Being the only one in any situation can be a lonely journey. It’s also one that’s become a perpetual way of being for many Black Canadians who work in the science, technology, engineering and math (STEM) field.

“I’ve just gotten so used to being the only Black one in the room,” says Jason Matthews (business tech management ’11).

Matthews is the Toronto chapter leader of Black Boys Code, a not-for-profit organization dedicated to introducing young Black boys to computer science through mentorship and training, and to reversing the dominant whiteness of the Canadian tech landscape. A room that, Matthews says, they’re trying to fill.

On Saturday, March 2, Ryerson University’s Spanning the Gaps outreach initiative partnered with Black Boys Code to host a one-day hackathon, during which a cohort of 16 or so children, ages 8 to 13, collaborated on an intensive technology workshop.

“Spanning the Gaps is thrilled to partner with Black Boys Code on this important event. Through promoting awareness of the importance of education, the program seeks to empower members of underrepresented communities to reach their long-term learning goals,” said Marie Bountrogianni, dean of The Chang School. “We hope this event inspires more Black youth to pursue a career in the STEM field.”

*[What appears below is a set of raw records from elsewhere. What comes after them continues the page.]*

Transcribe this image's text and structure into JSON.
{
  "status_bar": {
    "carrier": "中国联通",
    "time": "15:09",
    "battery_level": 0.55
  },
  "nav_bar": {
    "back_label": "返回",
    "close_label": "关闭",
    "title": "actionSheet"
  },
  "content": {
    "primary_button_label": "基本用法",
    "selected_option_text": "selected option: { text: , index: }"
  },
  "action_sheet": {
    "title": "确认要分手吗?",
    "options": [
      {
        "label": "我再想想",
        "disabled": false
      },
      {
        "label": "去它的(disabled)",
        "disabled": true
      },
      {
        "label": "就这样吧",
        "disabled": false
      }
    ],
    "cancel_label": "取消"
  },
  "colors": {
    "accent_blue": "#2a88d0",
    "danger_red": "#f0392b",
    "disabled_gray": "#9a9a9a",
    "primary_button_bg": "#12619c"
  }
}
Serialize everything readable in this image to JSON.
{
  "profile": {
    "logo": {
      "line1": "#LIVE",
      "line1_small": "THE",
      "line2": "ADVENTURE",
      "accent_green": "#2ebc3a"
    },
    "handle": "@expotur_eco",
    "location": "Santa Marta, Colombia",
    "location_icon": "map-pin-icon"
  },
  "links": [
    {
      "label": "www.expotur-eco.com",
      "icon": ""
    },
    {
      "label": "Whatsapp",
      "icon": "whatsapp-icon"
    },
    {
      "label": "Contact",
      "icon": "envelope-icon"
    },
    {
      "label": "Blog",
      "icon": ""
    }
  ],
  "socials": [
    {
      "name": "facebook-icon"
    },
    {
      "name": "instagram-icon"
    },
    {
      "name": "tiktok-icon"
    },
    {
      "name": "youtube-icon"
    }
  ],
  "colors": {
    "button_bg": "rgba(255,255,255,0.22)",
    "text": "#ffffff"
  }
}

In groups of three or four, the students were tasked with programming small, orb-shaped robots to roll through obstacle courses, accumulating as many points as they could along the way. (The inevitable chorus of “WAKANDA FOREVER!” from the popular movie, Black Panther, occasionally slipped out from one eager teammate and another, and was usually answered with other kids crossing their arms against their chests like coding superheroes).